INDIANAPOLIS (AP) — New graduation numbers show college athletes continue to graduate at higher rates than overall students.
On Thursday, the NCAA released its annual Graduation Success Rate report that shows college athletes who entered school from 2011-12 through 2014-15 graduated at a rate of 89%, 21 points higher than the federal graduation rate — and well above the 80% goal set by late NCAA President Myles Brand when he first introduced the report in 2002.
The single-year calculation of 90% also matched last year's record high.
NCAA numbers include athletes who remain academically eligible and graduate after transferring. The federal numbers do not count students who graduate from a school other than the one where they first enrolled.
The two-decade comparisons were up across the board.
The overall rate increased by 16 percentage points over the past 20 years while the percentage of Black athletes earning diplomas went from 56% to 80%; 94% of Hispanic athletes also are now graduating, a 13-point increase since 2002.
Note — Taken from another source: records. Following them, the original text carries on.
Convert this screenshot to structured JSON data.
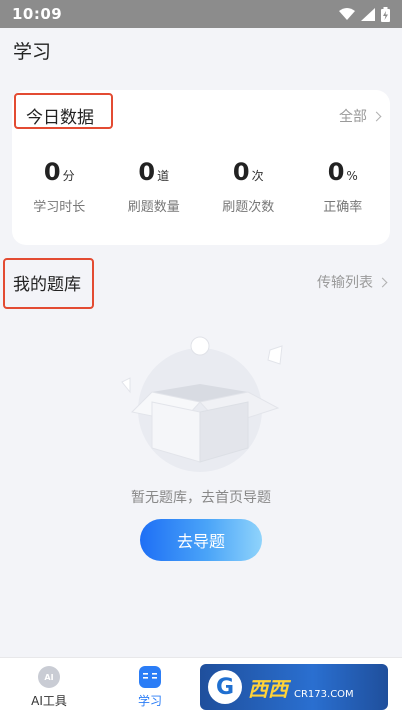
{
  "status_bar": {
    "time": "10:09"
  },
  "page": {
    "title": "学习"
  },
  "today": {
    "title": "今日数据",
    "all_label": "全部",
    "stats": [
      {
        "value": "0",
        "unit": "分",
        "label": "学习时长"
      },
      {
        "value": "0",
        "unit": "道",
        "label": "刷题数量"
      },
      {
        "value": "0",
        "unit": "次",
        "label": "刷题次数"
      },
      {
        "value": "0",
        "unit": "%",
        "label": "正确率"
      }
    ]
  },
  "my_library": {
    "title": "我的题库",
    "transfer_label": "传输列表",
    "empty_text": "暂无题库，去首页导题",
    "import_button": "去导题"
  },
  "bottom_nav": {
    "items": [
      {
        "label": "AI工具",
        "icon": "ai-icon",
        "icon_text": "AI"
      },
      {
        "label": "学习",
        "icon": "study-icon",
        "active": true
      }
    ]
  },
  "watermark": {
    "brand": "西西",
    "sub": "CR173.COM"
  },
  "colors": {
    "accent": "#2b7df6",
    "highlight_box": "#e34b32"
  }
}
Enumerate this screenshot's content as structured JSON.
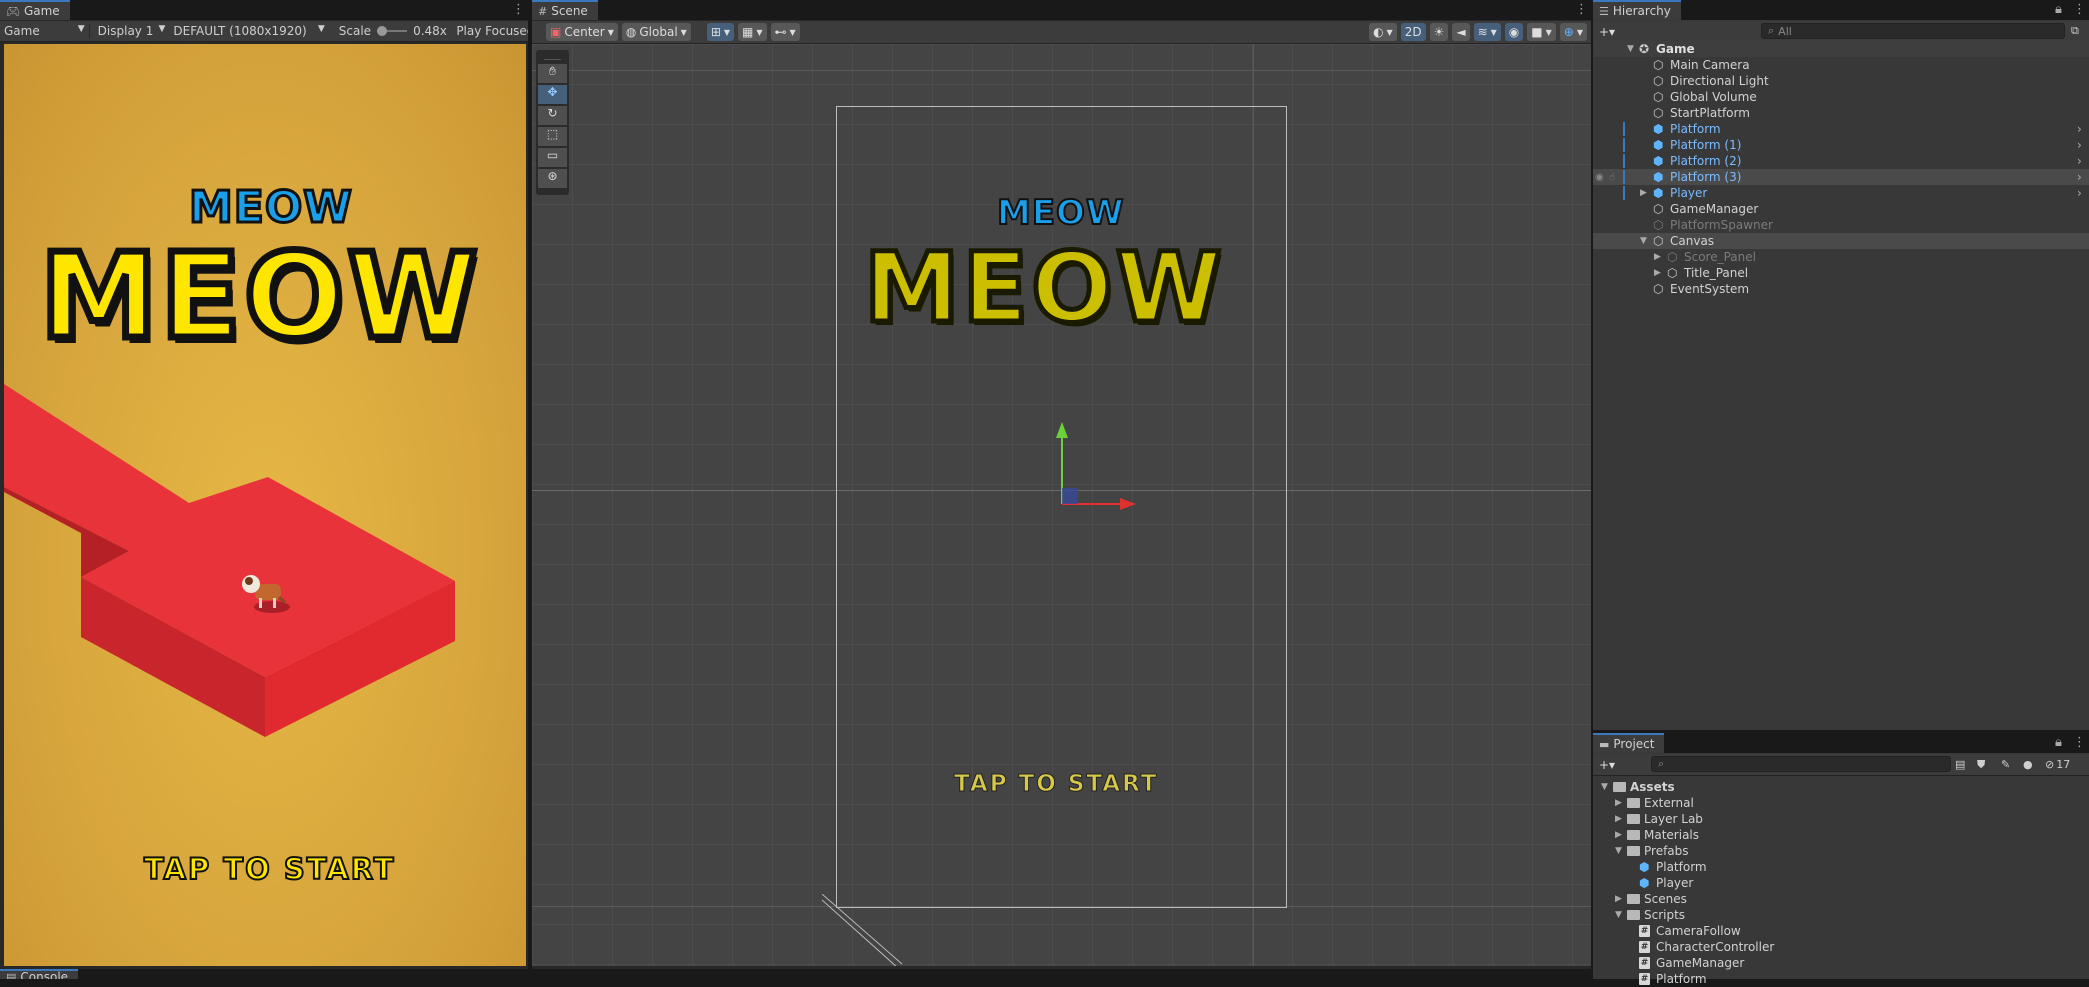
{
  "game": {
    "tab_label": "Game",
    "mode": "Game",
    "display": "Display 1",
    "resolution": "DEFAULT (1080x1920)",
    "scale_label": "Scale",
    "scale_value": "0.48x",
    "play_focused": "Play Focused",
    "title_small": "MEOW",
    "title_big": "MEOW",
    "tap_to_start": "TAP TO START"
  },
  "scene": {
    "tab_label": "Scene",
    "pivot": "Center",
    "space": "Global",
    "mode_2d": "2D",
    "title_small": "MEOW",
    "title_big": "MEOW",
    "tap_to_start": "TAP TO START"
  },
  "hierarchy": {
    "tab_label": "Hierarchy",
    "search_placeholder": "All",
    "scene_name": "Game",
    "items": [
      {
        "label": "Main Camera"
      },
      {
        "label": "Directional Light"
      },
      {
        "label": "Global Volume"
      },
      {
        "label": "StartPlatform"
      },
      {
        "label": "Platform"
      },
      {
        "label": "Platform (1)"
      },
      {
        "label": "Platform (2)"
      },
      {
        "label": "Platform (3)"
      },
      {
        "label": "Player"
      },
      {
        "label": "GameManager"
      },
      {
        "label": "PlatformSpawner"
      },
      {
        "label": "Canvas"
      },
      {
        "label": "Score_Panel"
      },
      {
        "label": "Title_Panel"
      },
      {
        "label": "EventSystem"
      }
    ]
  },
  "project": {
    "tab_label": "Project",
    "hidden_count": "17",
    "items": [
      {
        "label": "Assets"
      },
      {
        "label": "External"
      },
      {
        "label": "Layer Lab"
      },
      {
        "label": "Materials"
      },
      {
        "label": "Prefabs"
      },
      {
        "label": "Platform"
      },
      {
        "label": "Player"
      },
      {
        "label": "Scenes"
      },
      {
        "label": "Scripts"
      },
      {
        "label": "CameraFollow"
      },
      {
        "label": "CharacterController"
      },
      {
        "label": "GameManager"
      },
      {
        "label": "Platform"
      }
    ]
  },
  "console": {
    "tab_label": "Console"
  },
  "colors": {
    "accent": "#3a79bb",
    "game_bg": "#d4a23b",
    "platform_red": "#e8333a",
    "title_yellow": "#ffe600",
    "title_blue": "#1aa0ea",
    "prefab_blue": "#7cbcff"
  }
}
“Today’s announcement proves college athletes take seriously their status as students," NCAA President Mark Emmert said. "We celebrate them and their achievements and will continue to support them as the NCAA modernizes its rules to benefit them.”
Critics contend the NCAA numbers do not accurately reflect actual graduation results.
Individual sports have seen similar jumps when compared to 2002.
The percentage of Division I men's basketball players increased by 28 points to 84% with wrestlers going up 24 points to 86% and baseball players improving 23 points to 88%. Football Bowl Subdivision players followed the trend, seeing their numbers increase 18 points to 81%.
While this year's rate among FBS players held steady at 81%, the percentage of Division I women’s basketball players earning diplomas increased by 2 percentage points to 94%.
Female athletes also continue to outpace their male counterparts, 94% to 85%, but college administrators were impressed by the overall results.
“Division I student-athletes are succeeding in the classroom, and we celebrate their achievements along with them," said Dianne Harrison, the chair of the NCAA's committee on academics. "We want every student to achieve their full potential academically and earn their degree.”